3 mental health tips to try this winter
What to do and when to seek help.
The dark, dreary days of winter have a way of sneaking up on you. If you are someone who struggles with a mental health condition normally, the wintertime can be particularly challenging. But even if you don’t have a diagnosed mental health condition, the winter blues can catch you off guard.
Here are the top tips for overcoming the seasonal slump.
Break a sweat outside
An estimated 1% to 5% of people living in temperate climates suffer from depression in the wintertime. However, researchers have shown that by breaking a sweat outdoors, you can positively boost your mood. Bundle up and grab the snow shovel, or simply lace up your boots for a brisk walk — you may be feeling brighter in no time.
Seek out vitamin D
Seasonal changes in mood are so common that there is a medical name for this condition: Seasonal Affective Disorder (SAD). Because the dip in mood may be due to a reduced amount of sunlight, and therefore less exposure to Vitamin D, medical experts recommend that people suffering from SAD use ultraviolet light to beat the winter blues.
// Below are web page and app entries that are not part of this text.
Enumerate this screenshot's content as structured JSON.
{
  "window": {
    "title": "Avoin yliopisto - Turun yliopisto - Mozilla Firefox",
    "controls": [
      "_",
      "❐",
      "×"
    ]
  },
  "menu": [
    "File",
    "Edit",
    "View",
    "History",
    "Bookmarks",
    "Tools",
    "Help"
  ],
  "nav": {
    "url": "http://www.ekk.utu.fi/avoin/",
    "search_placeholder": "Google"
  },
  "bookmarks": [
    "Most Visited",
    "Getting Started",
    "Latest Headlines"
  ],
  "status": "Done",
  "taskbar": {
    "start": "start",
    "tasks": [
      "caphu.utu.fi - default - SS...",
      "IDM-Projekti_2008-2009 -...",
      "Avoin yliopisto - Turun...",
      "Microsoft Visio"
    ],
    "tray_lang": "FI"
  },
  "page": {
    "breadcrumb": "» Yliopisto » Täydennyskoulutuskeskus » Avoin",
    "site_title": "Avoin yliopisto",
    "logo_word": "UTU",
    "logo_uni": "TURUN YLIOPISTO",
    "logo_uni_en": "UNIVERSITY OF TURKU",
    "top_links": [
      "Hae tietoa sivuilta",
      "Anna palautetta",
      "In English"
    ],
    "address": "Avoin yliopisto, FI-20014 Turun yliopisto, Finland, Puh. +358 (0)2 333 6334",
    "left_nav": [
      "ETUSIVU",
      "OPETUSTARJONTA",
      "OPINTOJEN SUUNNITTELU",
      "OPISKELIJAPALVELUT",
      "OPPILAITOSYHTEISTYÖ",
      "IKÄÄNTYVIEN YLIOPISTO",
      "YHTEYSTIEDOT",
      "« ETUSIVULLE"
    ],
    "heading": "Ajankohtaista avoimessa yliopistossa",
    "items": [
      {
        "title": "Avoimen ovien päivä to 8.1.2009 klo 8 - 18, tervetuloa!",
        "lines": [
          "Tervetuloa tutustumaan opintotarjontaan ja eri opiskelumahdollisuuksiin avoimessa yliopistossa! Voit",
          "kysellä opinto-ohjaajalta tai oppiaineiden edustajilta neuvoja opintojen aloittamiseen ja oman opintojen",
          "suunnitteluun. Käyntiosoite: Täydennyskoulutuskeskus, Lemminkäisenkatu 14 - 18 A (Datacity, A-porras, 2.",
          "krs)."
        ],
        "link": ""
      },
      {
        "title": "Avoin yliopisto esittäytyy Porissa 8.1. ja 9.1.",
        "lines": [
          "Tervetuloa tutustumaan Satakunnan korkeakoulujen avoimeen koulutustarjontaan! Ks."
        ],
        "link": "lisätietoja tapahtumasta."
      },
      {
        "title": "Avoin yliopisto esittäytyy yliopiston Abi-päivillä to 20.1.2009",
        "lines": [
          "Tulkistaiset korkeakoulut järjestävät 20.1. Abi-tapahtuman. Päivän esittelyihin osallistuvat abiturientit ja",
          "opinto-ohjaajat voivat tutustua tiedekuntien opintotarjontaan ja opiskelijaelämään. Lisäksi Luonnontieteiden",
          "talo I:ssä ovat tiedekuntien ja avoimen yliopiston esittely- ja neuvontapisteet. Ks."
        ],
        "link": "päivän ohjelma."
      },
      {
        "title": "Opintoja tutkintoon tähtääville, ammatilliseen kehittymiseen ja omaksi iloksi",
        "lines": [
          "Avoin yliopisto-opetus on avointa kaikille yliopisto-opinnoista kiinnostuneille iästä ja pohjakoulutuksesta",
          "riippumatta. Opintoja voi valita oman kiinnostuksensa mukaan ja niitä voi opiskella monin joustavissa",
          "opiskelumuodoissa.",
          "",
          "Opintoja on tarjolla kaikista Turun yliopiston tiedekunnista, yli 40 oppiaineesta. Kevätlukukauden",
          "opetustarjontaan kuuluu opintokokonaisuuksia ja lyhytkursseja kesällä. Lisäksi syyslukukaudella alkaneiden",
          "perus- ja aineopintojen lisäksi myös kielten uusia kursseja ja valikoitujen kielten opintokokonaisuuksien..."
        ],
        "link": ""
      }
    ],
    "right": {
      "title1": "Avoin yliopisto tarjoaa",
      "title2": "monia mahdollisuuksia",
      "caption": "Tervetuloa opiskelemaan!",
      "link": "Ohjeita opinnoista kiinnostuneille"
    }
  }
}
In fact, the positive effect of UV light on people with SAD has been backed by numerous studies. If you can’t easily get yourself to a sunny beach in the middle of the winter, your next best route may be a UV lamp.
Revamp your diet
A diet rich in fresh fruits, vegetables, whole grains, nuts and lean meats may be a formidable ally in your fight against the winter blues. Research has shown that a quality diet helps improve mood. Rather than turning to junk food, head to the produce aisle of your local grocery store for a nutritional mood boost.
What to do if you can’t break the blues
If — despite your best efforts — you are still feeling down, you may benefit from professional assistance. Make sure to reach out to your healthcare provider if you are feeling like you can’t shake the blues.
If you or someone you love has stronger feelings, like those of desperation or self-harm, seek help immediately at your local emergency department or contact the National Suicide Prevention Lifeline.
View Pratt Regional Medical Center as an expert for all of your health care needs.